%%

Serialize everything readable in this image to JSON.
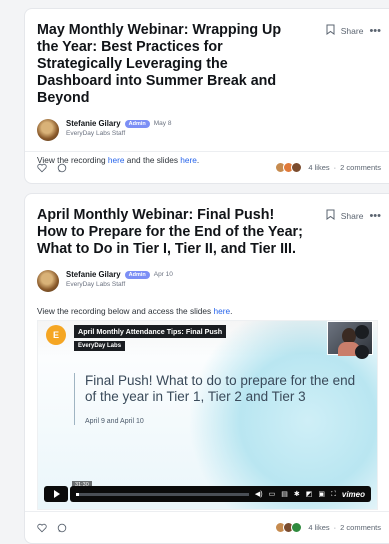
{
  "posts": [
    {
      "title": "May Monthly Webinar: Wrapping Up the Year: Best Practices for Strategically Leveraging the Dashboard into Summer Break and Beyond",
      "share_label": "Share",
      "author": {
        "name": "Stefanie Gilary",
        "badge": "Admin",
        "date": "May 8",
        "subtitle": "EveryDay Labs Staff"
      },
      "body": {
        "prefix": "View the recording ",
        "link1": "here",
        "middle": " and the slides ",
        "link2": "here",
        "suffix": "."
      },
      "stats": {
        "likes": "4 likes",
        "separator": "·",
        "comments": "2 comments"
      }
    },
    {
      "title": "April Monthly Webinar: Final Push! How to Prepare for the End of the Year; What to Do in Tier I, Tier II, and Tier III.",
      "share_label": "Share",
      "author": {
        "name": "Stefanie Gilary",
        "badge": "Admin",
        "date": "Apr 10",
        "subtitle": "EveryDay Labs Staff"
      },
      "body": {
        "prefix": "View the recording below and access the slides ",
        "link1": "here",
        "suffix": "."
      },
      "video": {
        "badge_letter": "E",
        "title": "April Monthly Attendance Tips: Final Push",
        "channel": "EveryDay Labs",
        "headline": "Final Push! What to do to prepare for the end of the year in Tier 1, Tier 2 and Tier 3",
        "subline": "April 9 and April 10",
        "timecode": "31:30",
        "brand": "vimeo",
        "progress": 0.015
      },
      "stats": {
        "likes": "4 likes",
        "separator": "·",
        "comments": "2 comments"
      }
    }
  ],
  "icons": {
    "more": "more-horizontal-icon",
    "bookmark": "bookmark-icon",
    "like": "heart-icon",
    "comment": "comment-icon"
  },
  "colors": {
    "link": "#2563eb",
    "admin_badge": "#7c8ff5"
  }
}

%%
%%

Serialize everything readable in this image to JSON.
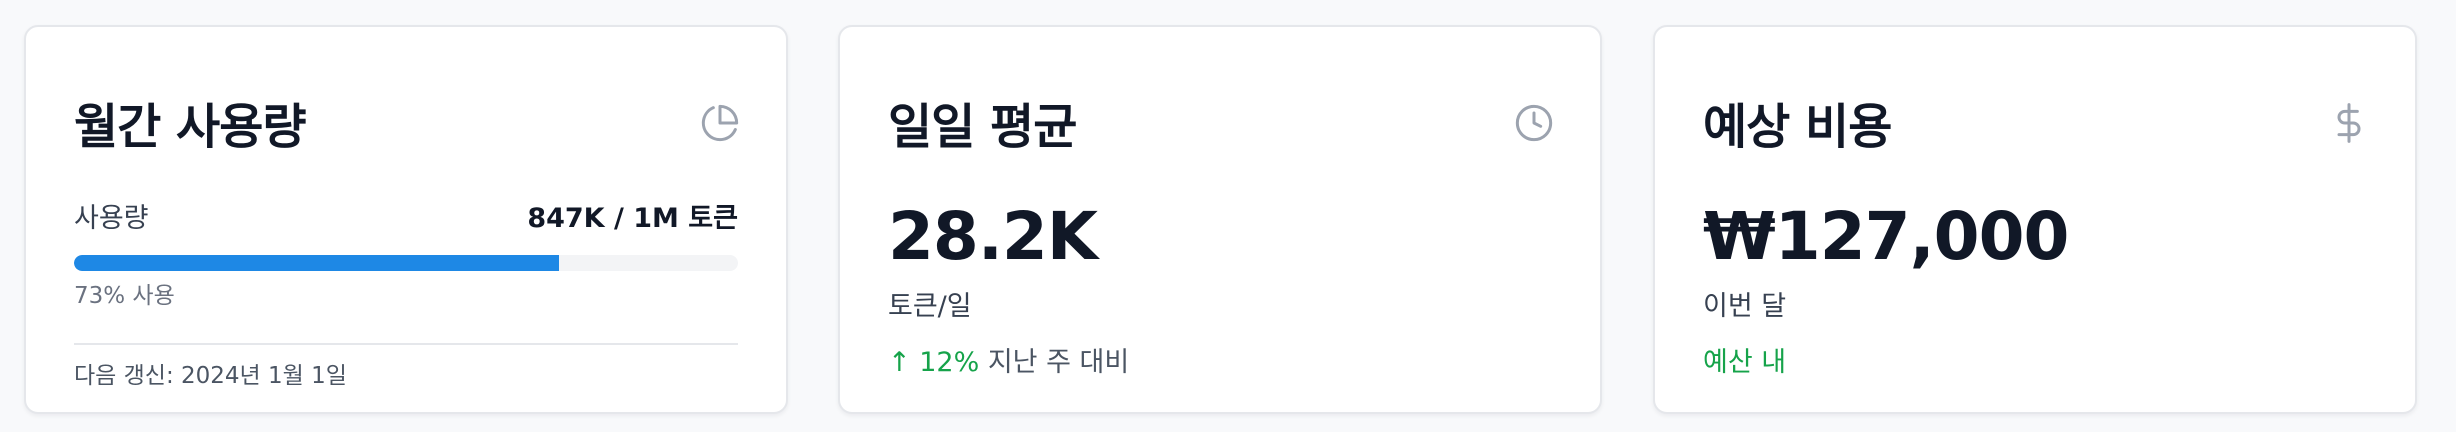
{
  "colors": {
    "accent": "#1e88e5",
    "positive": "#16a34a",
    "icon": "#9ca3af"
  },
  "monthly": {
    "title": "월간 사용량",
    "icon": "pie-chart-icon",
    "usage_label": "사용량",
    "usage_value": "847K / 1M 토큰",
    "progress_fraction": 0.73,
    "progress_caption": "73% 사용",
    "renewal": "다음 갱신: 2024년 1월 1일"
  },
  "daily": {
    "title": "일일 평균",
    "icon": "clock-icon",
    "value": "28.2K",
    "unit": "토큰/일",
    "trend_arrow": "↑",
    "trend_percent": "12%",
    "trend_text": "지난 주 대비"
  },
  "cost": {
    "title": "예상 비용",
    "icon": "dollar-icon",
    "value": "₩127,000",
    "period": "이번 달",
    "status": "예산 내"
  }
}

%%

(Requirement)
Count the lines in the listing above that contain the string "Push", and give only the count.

(Written solution)
3